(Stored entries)
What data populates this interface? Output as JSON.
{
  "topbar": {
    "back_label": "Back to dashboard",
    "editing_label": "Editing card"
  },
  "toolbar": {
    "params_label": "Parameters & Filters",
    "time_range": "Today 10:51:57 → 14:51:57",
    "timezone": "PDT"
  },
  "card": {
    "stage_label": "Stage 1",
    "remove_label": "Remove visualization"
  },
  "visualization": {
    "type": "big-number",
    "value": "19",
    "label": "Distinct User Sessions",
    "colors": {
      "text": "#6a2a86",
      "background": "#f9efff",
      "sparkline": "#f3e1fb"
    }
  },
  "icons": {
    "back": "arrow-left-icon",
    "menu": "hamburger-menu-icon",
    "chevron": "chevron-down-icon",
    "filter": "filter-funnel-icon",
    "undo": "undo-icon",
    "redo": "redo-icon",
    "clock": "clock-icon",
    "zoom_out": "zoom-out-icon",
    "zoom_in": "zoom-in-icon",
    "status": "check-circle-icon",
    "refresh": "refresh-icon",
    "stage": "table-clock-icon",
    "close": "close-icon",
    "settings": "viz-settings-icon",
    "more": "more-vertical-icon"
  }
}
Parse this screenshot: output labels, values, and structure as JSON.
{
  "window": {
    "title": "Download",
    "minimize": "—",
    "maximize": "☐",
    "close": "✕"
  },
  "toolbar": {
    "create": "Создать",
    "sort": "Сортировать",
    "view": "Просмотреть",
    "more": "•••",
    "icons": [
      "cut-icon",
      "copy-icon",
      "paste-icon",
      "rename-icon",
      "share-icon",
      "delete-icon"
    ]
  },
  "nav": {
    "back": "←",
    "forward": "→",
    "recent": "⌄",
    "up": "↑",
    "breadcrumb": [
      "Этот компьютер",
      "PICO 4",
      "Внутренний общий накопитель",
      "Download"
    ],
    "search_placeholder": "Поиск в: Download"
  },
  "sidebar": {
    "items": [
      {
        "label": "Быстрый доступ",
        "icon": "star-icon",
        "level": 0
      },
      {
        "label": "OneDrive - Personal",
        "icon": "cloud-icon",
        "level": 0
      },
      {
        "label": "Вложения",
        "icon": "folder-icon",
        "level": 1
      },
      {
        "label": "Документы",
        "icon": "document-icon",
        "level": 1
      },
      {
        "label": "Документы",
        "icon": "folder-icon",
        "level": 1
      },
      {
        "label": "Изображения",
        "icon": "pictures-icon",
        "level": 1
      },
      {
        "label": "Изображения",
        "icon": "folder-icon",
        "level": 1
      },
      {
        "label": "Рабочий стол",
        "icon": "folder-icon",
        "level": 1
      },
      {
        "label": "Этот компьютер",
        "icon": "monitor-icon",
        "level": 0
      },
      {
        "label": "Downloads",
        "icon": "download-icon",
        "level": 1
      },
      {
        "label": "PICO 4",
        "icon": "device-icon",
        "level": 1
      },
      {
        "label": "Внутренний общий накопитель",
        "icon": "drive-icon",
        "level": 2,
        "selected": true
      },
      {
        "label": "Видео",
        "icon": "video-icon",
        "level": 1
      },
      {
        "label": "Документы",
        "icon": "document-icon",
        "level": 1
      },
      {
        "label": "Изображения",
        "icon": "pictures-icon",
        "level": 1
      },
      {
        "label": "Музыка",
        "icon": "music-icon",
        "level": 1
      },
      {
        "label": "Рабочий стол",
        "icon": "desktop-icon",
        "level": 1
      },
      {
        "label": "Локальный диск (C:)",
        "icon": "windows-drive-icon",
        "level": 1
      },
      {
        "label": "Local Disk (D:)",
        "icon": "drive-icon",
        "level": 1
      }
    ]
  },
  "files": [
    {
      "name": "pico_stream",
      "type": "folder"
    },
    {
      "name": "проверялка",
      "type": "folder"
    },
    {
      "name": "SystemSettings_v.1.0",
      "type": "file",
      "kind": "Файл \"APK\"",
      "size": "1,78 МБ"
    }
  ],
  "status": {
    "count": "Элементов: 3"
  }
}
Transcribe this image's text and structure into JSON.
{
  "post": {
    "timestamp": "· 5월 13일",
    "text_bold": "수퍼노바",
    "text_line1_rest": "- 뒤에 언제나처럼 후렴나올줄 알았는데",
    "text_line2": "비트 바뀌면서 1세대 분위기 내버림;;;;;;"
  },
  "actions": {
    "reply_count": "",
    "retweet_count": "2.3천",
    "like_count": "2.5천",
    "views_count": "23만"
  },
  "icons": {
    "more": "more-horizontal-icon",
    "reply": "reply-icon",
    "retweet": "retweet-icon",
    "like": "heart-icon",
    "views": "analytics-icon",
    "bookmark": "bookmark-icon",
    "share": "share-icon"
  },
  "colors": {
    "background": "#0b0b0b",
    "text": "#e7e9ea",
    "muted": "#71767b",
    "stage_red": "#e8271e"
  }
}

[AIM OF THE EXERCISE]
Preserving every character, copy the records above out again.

[WRITTEN SOLUTION]
What data populates this interface? Output as JSON.
{
  "topbar": {
    "back_label": "Back to dashboard",
    "editing_label": "Editing card"
  },
  "toolbar": {
    "params_label": "Parameters & Filters",
    "time_range": "Today 10:51:57 → 14:51:57",
    "timezone": "PDT"
  },
  "card": {
    "stage_label": "Stage 1",
    "remove_label": "Remove visualization"
  },
  "visualization": {
    "type": "big-number",
    "value": "19",
    "label": "Distinct User Sessions",
    "colors": {
      "text": "#6a2a86",
      "background": "#f9efff",
      "sparkline": "#f3e1fb"
    }
  },
  "icons": {
    "back": "arrow-left-icon",
    "menu": "hamburger-menu-icon",
    "chevron": "chevron-down-icon",
    "filter": "filter-funnel-icon",
    "undo": "undo-icon",
    "redo": "redo-icon",
    "clock": "clock-icon",
    "zoom_out": "zoom-out-icon",
    "zoom_in": "zoom-in-icon",
    "status": "check-circle-icon",
    "refresh": "refresh-icon",
    "stage": "table-clock-icon",
    "close": "close-icon",
    "settings": "viz-settings-icon",
    "more": "more-vertical-icon"
  }
}
Parse this screenshot: output labels, values, and structure as JSON.
{
  "window": {
    "title": "Download",
    "minimize": "—",
    "maximize": "☐",
    "close": "✕"
  },
  "toolbar": {
    "create": "Создать",
    "sort": "Сортировать",
    "view": "Просмотреть",
    "more": "•••",
    "icons": [
      "cut-icon",
      "copy-icon",
      "paste-icon",
      "rename-icon",
      "share-icon",
      "delete-icon"
    ]
  },
  "nav": {
    "back": "←",
    "forward": "→",
    "recent": "⌄",
    "up": "↑",
    "breadcrumb": [
      "Этот компьютер",
      "PICO 4",
      "Внутренний общий накопитель",
      "Download"
    ],
    "search_placeholder": "Поиск в: Download"
  },
  "sidebar": {
    "items": [
      {
        "label": "Быстрый доступ",
        "icon": "star-icon",
        "level": 0
      },
      {
        "label": "OneDrive - Personal",
        "icon": "cloud-icon",
        "level": 0
      },
      {
        "label": "Вложения",
        "icon": "folder-icon",
        "level": 1
      },
      {
        "label": "Документы",
        "icon": "document-icon",
        "level": 1
      },
      {
        "label": "Документы",
        "icon": "folder-icon",
        "level": 1
      },
      {
        "label": "Изображения",
        "icon": "pictures-icon",
        "level": 1
      },
      {
        "label": "Изображения",
        "icon": "folder-icon",
        "level": 1
      },
      {
        "label": "Рабочий стол",
        "icon": "folder-icon",
        "level": 1
      },
      {
        "label": "Этот компьютер",
        "icon": "monitor-icon",
        "level": 0
      },
      {
        "label": "Downloads",
        "icon": "download-icon",
        "level": 1
      },
      {
        "label": "PICO 4",
        "icon": "device-icon",
        "level": 1
      },
      {
        "label": "Внутренний общий накопитель",
        "icon": "drive-icon",
        "level": 2,
        "selected": true
      },
      {
        "label": "Видео",
        "icon": "video-icon",
        "level": 1
      },
      {
        "label": "Документы",
        "icon": "document-icon",
        "level": 1
      },
      {
        "label": "Изображения",
        "icon": "pictures-icon",
        "level": 1
      },
      {
        "label": "Музыка",
        "icon": "music-icon",
        "level": 1
      },
      {
        "label": "Рабочий стол",
        "icon": "desktop-icon",
        "level": 1
      },
      {
        "label": "Локальный диск (C:)",
        "icon": "windows-drive-icon",
        "level": 1
      },
      {
        "label": "Local Disk (D:)",
        "icon": "drive-icon",
        "level": 1
      }
    ]
  },
  "files": [
    {
      "name": "pico_stream",
      "type": "folder"
    },
    {
      "name": "проверялка",
      "type": "folder"
    },
    {
      "name": "SystemSettings_v.1.0",
      "type": "file",
      "kind": "Файл \"APK\"",
      "size": "1,78 МБ"
    }
  ],
  "status": {
    "count": "Элементов: 3"
  }
}
Transcribe this image's text and structure into JSON.
{
  "post": {
    "timestamp": "· 5월 13일",
    "text_bold": "수퍼노바",
    "text_line1_rest": "- 뒤에 언제나처럼 후렴나올줄 알았는데",
    "text_line2": "비트 바뀌면서 1세대 분위기 내버림;;;;;;"
  },
  "actions": {
    "reply_count": "",
    "retweet_count": "2.3천",
    "like_count": "2.5천",
    "views_count": "23만"
  },
  "icons": {
    "more": "more-horizontal-icon",
    "reply": "reply-icon",
    "retweet": "retweet-icon",
    "like": "heart-icon",
    "views": "analytics-icon",
    "bookmark": "bookmark-icon",
    "share": "share-icon"
  },
  "colors": {
    "background": "#0b0b0b",
    "text": "#e7e9ea",
    "muted": "#71767b",
    "stage_red": "#e8271e"
  }
}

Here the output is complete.